THE TASK: Looking through the records below, please work out how many lines contain "data". Give only that number.

[EXTRACTED INFORMATION Boundary: Start]

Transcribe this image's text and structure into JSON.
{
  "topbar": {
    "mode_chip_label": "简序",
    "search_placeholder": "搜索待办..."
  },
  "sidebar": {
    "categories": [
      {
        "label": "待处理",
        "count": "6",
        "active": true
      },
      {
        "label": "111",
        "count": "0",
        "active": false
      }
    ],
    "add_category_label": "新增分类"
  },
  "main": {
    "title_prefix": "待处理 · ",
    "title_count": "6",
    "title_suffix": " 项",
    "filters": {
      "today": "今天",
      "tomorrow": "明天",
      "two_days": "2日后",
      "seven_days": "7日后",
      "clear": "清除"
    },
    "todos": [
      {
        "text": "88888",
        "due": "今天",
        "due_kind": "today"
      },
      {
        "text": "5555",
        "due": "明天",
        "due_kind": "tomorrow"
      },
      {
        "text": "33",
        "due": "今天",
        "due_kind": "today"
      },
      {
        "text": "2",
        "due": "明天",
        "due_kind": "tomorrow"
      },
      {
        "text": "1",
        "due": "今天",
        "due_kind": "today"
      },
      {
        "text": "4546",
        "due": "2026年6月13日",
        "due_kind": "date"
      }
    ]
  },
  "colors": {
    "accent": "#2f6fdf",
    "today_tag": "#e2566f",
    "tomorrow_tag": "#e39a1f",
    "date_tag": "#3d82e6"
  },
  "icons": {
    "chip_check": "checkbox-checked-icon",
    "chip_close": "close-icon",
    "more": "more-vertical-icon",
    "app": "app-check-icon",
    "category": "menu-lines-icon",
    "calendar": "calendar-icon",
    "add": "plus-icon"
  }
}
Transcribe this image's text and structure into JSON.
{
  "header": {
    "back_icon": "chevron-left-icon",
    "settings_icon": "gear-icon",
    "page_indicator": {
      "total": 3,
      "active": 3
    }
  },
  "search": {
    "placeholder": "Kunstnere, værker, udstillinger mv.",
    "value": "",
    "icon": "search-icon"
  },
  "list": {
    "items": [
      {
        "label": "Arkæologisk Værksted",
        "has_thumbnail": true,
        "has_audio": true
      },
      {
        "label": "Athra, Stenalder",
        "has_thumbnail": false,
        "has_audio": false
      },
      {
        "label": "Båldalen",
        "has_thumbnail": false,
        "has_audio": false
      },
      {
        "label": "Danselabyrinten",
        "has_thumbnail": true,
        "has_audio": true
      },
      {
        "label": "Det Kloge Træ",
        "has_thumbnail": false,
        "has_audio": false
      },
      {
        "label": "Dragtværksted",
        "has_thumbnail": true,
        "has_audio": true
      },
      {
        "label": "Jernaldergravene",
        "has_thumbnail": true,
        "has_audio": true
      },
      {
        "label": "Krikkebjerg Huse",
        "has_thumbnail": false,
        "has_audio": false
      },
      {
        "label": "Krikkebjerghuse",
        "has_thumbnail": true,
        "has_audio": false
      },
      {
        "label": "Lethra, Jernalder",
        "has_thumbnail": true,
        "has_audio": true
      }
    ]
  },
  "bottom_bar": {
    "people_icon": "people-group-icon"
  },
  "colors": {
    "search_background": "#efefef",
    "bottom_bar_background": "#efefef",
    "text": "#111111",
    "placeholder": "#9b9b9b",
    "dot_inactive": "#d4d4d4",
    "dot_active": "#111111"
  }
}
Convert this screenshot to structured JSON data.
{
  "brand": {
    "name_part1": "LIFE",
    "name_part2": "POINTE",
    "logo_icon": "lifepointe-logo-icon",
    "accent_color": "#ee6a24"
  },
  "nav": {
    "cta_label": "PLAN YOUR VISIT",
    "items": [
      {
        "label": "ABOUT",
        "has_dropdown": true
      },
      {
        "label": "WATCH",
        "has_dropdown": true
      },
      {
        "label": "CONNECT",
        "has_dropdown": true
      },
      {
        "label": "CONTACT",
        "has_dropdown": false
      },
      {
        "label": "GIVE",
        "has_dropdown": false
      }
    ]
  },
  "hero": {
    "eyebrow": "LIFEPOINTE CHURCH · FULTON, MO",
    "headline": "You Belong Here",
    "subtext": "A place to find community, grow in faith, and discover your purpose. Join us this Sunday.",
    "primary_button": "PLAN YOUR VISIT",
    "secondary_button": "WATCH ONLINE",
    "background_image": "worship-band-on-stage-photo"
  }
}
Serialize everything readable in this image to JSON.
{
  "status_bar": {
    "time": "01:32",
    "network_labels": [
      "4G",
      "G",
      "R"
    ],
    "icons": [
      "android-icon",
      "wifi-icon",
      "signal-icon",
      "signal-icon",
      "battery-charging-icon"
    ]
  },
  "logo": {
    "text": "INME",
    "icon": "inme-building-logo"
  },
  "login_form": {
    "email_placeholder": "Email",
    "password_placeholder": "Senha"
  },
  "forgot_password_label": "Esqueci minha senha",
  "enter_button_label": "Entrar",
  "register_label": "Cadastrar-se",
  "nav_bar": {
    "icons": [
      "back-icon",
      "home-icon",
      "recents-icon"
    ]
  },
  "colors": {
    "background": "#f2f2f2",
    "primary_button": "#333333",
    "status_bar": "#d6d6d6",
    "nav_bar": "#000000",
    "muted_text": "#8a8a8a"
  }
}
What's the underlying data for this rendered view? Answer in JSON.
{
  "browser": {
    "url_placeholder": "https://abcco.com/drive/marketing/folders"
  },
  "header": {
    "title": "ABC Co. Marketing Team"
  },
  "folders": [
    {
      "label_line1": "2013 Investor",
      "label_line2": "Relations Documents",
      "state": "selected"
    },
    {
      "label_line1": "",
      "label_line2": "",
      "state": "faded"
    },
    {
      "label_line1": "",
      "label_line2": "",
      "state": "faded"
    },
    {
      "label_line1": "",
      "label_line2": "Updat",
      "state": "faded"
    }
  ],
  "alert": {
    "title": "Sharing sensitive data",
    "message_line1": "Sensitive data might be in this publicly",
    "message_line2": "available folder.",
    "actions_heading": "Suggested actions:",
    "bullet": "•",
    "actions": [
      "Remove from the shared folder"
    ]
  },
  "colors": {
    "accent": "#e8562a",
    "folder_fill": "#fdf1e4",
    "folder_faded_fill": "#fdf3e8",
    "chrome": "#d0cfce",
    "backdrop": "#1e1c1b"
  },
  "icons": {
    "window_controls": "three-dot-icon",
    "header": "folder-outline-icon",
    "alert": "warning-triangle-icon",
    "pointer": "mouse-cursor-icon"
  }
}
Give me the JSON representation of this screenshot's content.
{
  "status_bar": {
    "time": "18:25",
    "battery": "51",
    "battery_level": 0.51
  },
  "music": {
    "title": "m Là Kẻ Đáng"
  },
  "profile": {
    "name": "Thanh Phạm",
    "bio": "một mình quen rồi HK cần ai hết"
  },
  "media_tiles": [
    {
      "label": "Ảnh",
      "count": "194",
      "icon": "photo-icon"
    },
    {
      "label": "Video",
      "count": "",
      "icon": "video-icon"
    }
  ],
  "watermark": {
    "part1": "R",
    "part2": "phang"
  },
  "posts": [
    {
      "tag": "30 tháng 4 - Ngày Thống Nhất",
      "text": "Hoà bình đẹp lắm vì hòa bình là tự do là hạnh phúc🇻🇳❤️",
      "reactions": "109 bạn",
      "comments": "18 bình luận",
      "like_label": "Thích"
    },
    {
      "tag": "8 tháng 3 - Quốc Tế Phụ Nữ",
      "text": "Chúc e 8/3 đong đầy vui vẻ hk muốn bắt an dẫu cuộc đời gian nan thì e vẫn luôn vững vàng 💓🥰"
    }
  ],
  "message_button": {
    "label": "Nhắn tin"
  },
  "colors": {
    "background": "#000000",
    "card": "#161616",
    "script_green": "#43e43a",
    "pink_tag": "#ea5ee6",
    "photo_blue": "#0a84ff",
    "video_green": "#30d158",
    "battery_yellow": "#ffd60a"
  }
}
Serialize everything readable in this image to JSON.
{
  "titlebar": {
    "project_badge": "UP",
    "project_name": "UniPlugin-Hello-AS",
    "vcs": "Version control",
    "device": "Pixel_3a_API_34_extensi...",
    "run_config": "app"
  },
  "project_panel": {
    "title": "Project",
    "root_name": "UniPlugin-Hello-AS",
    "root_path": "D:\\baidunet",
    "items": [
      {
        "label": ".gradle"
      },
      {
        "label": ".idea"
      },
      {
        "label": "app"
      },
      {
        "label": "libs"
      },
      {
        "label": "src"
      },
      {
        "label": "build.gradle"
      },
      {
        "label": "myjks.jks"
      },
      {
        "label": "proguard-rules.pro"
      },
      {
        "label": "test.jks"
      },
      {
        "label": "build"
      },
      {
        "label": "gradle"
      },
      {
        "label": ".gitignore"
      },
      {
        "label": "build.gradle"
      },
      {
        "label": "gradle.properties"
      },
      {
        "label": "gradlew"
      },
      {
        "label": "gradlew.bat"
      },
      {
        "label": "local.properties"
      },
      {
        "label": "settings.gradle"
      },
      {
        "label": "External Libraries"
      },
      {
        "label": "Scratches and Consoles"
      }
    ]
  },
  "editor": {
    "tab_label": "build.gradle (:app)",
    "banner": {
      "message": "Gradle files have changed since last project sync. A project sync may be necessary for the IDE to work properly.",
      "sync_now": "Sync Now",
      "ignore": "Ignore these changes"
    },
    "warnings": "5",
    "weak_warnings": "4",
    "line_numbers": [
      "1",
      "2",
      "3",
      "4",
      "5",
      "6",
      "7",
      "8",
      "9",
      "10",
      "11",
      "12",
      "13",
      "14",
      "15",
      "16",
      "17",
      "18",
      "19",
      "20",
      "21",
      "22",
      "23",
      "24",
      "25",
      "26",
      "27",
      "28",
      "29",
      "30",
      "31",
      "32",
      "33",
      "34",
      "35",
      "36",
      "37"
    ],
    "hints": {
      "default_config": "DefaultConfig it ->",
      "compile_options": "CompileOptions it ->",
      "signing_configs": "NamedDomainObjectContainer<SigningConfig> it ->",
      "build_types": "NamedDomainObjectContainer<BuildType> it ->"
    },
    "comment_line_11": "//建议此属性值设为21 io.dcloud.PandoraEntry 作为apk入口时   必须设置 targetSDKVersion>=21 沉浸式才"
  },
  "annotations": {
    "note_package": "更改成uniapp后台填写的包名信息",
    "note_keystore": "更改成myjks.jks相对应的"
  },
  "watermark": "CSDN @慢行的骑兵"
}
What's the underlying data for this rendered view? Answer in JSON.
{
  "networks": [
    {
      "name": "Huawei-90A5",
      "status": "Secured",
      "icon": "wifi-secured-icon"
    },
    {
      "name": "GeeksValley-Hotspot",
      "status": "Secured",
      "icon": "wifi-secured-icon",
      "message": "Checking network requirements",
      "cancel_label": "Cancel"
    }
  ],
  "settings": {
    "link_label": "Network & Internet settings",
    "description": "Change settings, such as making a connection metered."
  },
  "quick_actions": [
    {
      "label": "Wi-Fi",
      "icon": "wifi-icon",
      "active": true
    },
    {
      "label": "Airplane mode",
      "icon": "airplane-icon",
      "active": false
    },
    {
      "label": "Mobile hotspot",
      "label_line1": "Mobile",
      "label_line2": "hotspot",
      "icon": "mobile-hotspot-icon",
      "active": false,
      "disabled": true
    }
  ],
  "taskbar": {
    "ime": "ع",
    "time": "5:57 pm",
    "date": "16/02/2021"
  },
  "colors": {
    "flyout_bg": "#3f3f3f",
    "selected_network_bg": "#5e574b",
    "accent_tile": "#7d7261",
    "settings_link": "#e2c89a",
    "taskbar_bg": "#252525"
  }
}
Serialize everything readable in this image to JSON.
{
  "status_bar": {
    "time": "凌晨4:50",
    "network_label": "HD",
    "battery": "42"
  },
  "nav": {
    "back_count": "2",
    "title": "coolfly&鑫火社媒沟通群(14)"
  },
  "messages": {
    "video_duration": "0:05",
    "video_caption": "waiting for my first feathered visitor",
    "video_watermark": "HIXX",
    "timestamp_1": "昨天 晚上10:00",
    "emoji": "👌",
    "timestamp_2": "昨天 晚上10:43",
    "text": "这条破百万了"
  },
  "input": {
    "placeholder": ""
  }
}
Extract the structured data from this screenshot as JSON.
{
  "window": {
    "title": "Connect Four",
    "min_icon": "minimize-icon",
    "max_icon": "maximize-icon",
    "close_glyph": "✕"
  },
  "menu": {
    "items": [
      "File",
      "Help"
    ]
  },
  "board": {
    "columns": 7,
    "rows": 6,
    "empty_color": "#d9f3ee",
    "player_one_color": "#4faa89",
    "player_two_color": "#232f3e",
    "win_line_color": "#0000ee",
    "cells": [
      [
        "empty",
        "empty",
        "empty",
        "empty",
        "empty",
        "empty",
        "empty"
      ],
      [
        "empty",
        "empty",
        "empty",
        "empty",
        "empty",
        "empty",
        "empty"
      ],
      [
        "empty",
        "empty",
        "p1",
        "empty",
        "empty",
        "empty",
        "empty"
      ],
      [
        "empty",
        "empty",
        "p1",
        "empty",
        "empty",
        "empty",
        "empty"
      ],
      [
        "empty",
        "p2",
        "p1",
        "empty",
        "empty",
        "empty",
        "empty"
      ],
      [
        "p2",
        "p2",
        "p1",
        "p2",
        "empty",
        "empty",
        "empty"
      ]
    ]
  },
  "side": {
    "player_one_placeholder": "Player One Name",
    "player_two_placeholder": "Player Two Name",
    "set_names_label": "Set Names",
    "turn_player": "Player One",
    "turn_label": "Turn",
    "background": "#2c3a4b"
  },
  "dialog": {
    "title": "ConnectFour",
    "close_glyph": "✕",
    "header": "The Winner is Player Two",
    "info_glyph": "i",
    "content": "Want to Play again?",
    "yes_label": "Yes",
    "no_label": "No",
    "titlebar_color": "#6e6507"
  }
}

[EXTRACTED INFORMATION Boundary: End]

RESPONSE BELOW: 6